NHS waiting lists will be falling by the time of the election, unless there are other pandemic-type disasters lurking in the equivalent of bat caves in south-east Asia, but whether the improvement will be dramatic enough to generate any political credit is an open question. Similarly on crime, the best that the Tories can hope for is enough new police officers to keep Yvette Cooper at bay. And on small boats crossing the Channel, their only hope is that Labor doesn’t have a credible answer either.
Against the scale of these challenges, the anger at lockdown parties will fade. But there will be other things that people will be furious about. The one thing we know about Johnson is that he is bound to do dreadful things. It will be something else. We know the sort of thing it will be: something to do with his chaotic personal morality or his casual attitude to money and property. But what, exactly, and how bad, and how close to polling day? Only time will tell.

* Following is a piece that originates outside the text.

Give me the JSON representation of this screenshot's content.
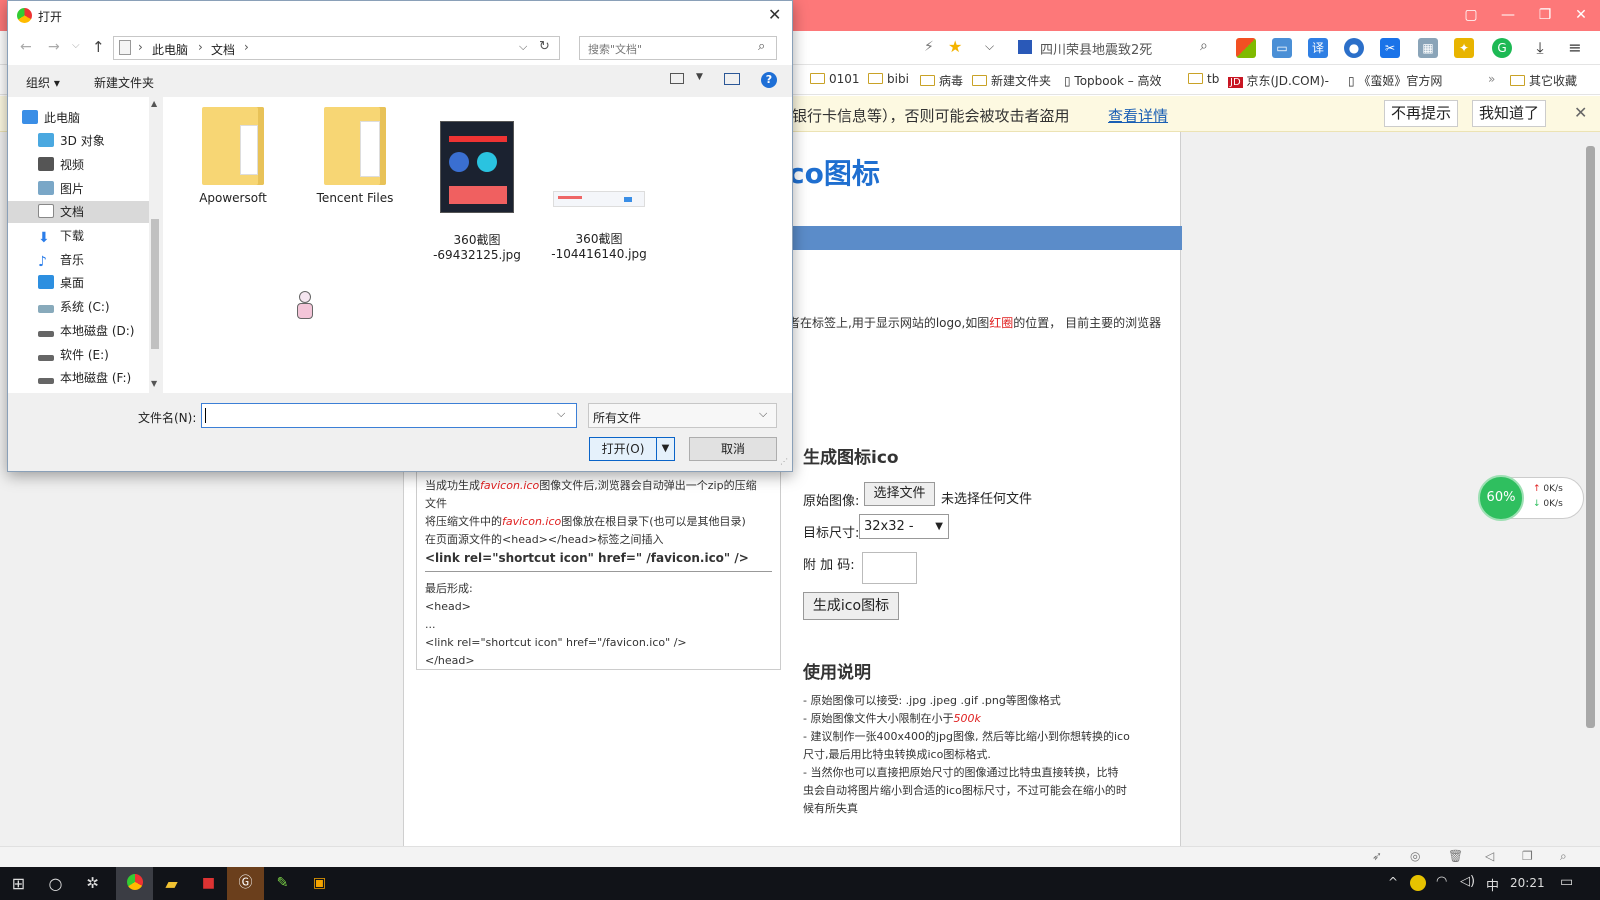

I think he is more likely than not to lead the Conservatives into the next election, and they are more likely than not to win again. But each of those is perhaps a 52 per cent chance against 48 per cent, the permanent ratio of British politics.